Data extracted from a collection:
=== Begin Enclosure ===
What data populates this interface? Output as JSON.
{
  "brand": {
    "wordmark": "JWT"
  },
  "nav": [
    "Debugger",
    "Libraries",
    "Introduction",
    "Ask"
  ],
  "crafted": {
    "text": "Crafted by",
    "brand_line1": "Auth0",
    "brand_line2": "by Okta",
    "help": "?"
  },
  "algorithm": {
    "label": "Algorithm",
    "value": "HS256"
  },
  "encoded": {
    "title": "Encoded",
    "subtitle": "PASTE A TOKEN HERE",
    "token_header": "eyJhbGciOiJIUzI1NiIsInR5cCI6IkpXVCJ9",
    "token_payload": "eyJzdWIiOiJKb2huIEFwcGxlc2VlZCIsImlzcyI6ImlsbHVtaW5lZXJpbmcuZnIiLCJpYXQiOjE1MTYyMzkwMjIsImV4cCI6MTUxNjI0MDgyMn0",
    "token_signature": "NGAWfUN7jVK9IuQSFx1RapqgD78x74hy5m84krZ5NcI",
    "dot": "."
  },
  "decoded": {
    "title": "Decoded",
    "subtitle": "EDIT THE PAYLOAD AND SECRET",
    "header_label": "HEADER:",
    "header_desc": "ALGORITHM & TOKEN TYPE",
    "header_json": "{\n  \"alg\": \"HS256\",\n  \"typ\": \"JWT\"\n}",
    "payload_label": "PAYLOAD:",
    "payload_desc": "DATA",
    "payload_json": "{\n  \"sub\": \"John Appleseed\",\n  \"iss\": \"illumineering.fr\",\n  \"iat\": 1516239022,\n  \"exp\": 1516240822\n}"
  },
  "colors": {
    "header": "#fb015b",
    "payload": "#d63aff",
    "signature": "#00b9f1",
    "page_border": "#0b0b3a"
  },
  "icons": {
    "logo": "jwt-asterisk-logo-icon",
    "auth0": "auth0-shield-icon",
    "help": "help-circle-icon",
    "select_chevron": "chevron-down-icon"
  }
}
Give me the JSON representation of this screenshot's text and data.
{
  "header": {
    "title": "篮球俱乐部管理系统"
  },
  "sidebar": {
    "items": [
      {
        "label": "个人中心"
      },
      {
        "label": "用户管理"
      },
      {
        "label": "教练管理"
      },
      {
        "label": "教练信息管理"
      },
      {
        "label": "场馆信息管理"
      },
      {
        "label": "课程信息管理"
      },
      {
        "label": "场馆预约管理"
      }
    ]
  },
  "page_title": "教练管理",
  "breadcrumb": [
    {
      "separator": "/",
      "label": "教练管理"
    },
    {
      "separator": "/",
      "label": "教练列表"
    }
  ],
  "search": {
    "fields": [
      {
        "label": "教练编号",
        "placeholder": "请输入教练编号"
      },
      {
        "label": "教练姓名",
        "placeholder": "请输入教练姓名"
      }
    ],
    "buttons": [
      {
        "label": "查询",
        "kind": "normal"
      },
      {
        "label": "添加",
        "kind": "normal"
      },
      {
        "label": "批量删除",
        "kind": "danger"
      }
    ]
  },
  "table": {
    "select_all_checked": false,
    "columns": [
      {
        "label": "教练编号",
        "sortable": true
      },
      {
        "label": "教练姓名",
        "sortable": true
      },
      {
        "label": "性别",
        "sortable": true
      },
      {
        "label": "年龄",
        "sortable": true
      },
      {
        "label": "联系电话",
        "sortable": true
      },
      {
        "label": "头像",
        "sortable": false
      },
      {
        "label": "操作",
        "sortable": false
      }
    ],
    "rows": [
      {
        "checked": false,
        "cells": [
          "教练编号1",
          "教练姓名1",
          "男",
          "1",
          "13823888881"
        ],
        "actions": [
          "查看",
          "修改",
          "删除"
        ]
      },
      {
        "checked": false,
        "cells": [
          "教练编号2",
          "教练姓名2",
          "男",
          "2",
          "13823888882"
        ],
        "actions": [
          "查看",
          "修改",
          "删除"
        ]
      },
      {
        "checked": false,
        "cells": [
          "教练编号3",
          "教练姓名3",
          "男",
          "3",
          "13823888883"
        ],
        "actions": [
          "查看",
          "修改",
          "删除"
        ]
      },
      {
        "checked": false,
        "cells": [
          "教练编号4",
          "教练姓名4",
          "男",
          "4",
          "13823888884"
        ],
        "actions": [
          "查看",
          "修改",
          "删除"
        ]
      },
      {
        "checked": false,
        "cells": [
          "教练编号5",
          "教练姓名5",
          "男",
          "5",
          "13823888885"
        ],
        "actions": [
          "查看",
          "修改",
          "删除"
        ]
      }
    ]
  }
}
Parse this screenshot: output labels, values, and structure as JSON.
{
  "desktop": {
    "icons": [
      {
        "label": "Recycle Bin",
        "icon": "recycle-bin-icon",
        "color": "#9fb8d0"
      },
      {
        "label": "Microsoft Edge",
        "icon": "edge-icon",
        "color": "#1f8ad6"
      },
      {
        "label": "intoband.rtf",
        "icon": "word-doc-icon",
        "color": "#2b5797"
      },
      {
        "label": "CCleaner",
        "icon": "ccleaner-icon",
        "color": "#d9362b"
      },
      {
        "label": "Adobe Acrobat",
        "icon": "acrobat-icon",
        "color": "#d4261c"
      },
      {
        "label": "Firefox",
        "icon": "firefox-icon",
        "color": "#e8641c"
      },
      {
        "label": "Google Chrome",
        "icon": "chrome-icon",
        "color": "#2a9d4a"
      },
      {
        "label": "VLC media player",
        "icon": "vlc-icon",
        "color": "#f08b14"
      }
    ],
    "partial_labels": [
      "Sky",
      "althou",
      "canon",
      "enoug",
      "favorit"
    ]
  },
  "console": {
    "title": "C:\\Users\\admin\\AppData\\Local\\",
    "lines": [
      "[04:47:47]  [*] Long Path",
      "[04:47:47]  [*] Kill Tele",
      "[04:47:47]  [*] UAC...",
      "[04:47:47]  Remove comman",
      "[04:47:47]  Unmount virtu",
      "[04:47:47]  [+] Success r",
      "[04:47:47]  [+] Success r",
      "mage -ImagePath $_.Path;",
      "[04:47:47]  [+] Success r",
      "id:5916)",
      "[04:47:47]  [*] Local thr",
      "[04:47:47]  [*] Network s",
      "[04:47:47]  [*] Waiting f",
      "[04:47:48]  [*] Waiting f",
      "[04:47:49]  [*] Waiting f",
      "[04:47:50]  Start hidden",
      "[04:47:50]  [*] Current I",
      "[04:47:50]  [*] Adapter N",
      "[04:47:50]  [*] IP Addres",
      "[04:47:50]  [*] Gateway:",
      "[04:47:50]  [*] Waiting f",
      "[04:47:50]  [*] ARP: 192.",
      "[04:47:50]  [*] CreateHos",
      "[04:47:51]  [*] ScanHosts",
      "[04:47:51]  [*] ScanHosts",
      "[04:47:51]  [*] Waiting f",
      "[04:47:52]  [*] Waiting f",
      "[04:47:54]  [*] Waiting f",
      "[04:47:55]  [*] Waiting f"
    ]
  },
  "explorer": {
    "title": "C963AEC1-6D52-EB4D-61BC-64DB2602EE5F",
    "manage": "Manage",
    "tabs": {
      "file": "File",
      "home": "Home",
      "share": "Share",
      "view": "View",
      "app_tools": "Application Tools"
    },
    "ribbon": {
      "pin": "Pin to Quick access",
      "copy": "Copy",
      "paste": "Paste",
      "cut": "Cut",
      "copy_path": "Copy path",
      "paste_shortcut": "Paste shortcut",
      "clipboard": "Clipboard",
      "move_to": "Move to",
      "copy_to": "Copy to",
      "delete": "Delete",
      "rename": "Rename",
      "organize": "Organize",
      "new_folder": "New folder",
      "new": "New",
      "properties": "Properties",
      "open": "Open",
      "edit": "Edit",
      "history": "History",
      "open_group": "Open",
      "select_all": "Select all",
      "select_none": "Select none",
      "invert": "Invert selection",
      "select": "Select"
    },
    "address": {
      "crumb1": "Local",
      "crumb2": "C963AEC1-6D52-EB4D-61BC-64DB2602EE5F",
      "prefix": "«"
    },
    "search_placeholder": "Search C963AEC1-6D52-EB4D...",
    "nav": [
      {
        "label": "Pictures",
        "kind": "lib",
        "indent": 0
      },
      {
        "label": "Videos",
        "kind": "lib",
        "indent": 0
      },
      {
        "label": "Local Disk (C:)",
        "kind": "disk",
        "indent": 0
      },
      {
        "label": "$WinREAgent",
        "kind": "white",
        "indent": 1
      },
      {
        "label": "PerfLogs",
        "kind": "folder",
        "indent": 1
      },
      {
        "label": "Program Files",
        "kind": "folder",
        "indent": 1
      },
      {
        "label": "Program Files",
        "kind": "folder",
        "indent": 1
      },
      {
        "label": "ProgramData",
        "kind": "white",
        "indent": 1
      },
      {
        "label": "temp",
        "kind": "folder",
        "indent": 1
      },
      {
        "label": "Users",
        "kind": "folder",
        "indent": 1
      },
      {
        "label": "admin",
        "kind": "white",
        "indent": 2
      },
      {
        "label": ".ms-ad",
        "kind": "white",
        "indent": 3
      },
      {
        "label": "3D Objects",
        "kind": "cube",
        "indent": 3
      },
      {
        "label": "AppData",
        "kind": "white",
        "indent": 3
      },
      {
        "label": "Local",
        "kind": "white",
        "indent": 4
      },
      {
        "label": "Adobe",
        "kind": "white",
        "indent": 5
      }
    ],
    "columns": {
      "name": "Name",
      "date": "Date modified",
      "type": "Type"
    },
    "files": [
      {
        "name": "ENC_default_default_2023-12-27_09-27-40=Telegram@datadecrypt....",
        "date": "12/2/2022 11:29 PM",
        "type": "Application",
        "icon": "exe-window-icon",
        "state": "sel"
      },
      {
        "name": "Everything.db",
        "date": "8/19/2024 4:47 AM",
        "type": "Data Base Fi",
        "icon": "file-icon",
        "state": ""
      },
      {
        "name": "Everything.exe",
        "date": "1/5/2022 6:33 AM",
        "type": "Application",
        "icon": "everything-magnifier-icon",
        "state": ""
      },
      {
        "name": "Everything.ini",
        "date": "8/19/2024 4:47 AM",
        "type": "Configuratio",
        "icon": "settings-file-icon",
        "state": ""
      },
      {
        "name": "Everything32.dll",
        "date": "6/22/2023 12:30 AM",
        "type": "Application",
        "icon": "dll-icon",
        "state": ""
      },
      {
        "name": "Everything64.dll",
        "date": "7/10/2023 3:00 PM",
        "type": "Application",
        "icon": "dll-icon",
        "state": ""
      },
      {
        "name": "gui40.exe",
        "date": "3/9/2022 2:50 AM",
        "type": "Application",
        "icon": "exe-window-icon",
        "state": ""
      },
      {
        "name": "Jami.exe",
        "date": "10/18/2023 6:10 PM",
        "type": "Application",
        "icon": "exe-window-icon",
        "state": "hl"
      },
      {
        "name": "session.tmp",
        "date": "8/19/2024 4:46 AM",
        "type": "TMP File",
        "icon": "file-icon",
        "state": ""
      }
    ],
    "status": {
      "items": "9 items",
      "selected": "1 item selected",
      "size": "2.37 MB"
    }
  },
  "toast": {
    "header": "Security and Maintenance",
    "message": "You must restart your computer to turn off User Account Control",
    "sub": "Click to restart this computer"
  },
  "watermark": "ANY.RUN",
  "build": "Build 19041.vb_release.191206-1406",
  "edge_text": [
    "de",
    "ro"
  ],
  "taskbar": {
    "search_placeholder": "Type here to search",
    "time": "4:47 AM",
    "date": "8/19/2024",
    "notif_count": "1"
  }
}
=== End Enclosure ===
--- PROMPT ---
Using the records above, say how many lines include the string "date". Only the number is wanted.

--- EXERCISE RESULT ---
11